Definitions vary for cloud computing, with each industry expert and service provider offering their own interpretation. The broadest view includes most hosted services — including storage, software as a service, grid computing and hosted applications — while a narrower definition says that the cloud is about on-demand access to compute and storage services. Across that spectrum, companies from startups to multinationals, are reaching out to service providers to get access to computing power and applications without the investment in money and staff to build out a computing and network infrastructure.
“Cloud computing is a big, trendy word right now, compared with other technologies out there because it is so new. There is a lot of potential for biotechs and pharmas, especially the up and coming ones who don’t have a lot of resources,” said Ruchi Mallya, pharmaceutical technology analyst with market research firm Ovum, a part of the Datamonitor Group.
Allan Louie, an analyst with IDC Health Insights in Framingham, said the IT startup costs aren’t just about hardware. “You’re not just buying a rack of servers to install in an IT facility. It’s the long-term management of that hardware, the personnel costs. If you are simply renting that capability, you don’t have to worry about that cost. You eliminate a large portion of your hardware budget, and you don’t have to hire people to manage it,” he said.
Startups would rather spend their limited funds on research than on infrastructure, and cloud computing opens up new possibilities for collaborations with partners such as universities, big pharma and disease foundations. While startups still need some IT infrastructure, moving some processing out to the cloud in an on-demand manner can save up to 50 percent in IT costs, said Louie.
So, analysts see some startup biotechs turning to services, rather than building out an IT infrastructure. In addition, many pharmaceutical companies have relied on cloud computing. However, in each case, there are limits to how long companies use the cloud. The cloud is fine for research and discovery, and to get a company off the ground. But when patient data comes into play, and the U.S. Food and Drug Administration gets involved, biotechs and pharma are turning inward to more traditional infrastructures.
“As you look at early stage research, you don’t have to worry about the regulatory requirements involved in later stage and clinical work,” said Louie, noting that in-house systems and the policies and procedures that govern them also are important when biotechs reach the stage where they have to think about mergers and acquisitions.

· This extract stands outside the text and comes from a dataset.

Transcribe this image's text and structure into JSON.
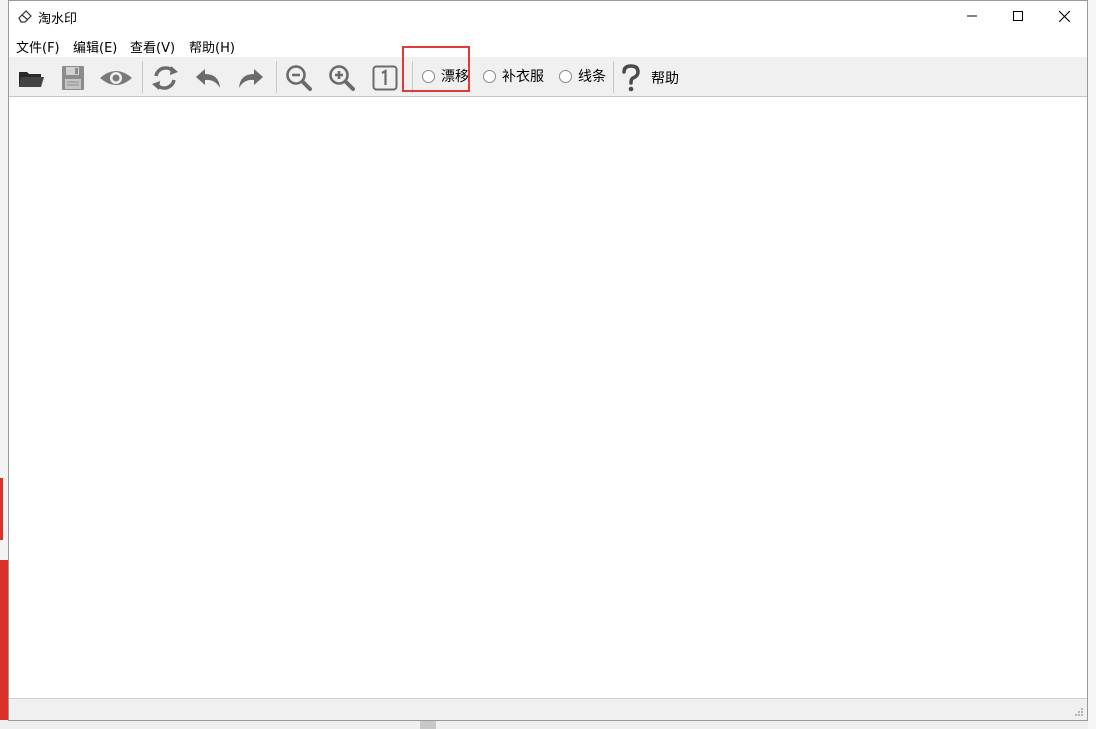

Where cloud computing works best for pharmaceuticals is at the early research stage for ad hoc projects. “For big pharma, a lot of it is about cash and resources. If I use the Amazon platform for early discovery, it’s a lot more cost effective to use 100 of their computers to run simulations for four months than to buy them and manage them myself,” said Mallya.
Looking ahead, Mallya expects the FDA to offer companies more guidance on how to work with outside services, particularly where patients’ clinical data is concerned. It’s still early, she noted.